Spot the difference:
— vs. —
“I don’t consider any Trump supporter a threat to the country.”
— President Biden, Sept. 2
We say: Credit the president with at least knowing how to use both sides of his mouth to talk out of.
We say: Telling bald-faced lies has been standard operating procedure for both Hillary and Bill Clinton going all the way back to Whitewater and the “I did not have sex with that woman”/Monica Lewinsky scandal. The truth? Hillary maintained tens of thousands of emails on her private server, in violation of federal rules. And, as Jonathan Turley notes in The Post, the Justice Department inspector general found “81 email chains containing approximately 193 individual emails” that were “classified from the CONFIDENTIAL to TOP SECRET levels.” Not to mention the tens of thousands she had destroyed, also in violation of rules.

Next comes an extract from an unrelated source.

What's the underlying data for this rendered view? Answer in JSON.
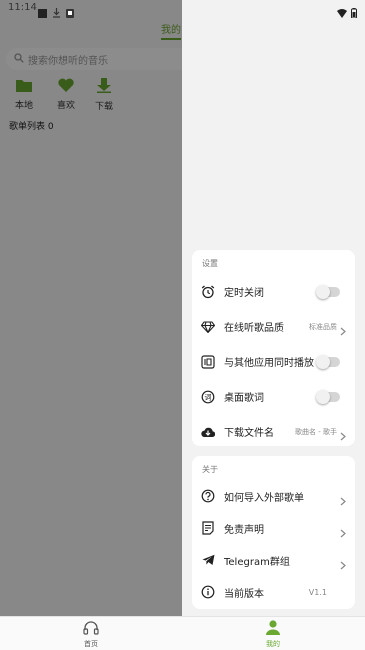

“The pool of respectable conservatives is shallow.”
— New York Times columnist Charles Blow, Monday
We say: Or maybe . . . Blow is shallow. In his Times column, the scribe actually faults Biden for trying to limit “semi-fascists” and those he says embrace “extreme ideology” to just “MAGA Republicans”; Blow thinks all Republicans who voted for Donald Trump “deserve to be called out.” That’s right: 74 million Americans — many of whom probably reject Biden and his supporters (like Blow) for their own “extreme ideology.”
We say: Actually, the scientific evidence that masking on NYC subways — which was what Jha was commenting on — does any good at all against COVID is at best debatable. Numerous studies have failed to show any benefit from community masking, and even the Centers for Disease Control and Prevention consider cloth or surgical masks the least effective against the bug. No wonder so many people distrust government advice on the coronavirus.
We say: Dissing the financial sector may rev up his progressive base, but Biden was only too happy to take Wall Street’s 2020 donations, which were 2½ times what it gave to President Donald Trump (per Americans for Financial Reform). Meanwhile, MAGA Republicans never claimed Wall Street built the country. More important, without Wall Street — and its willingness to risk capital — there’d be a whole lot fewer “working people” . . . working.
— Compiled by The Post Editorial Board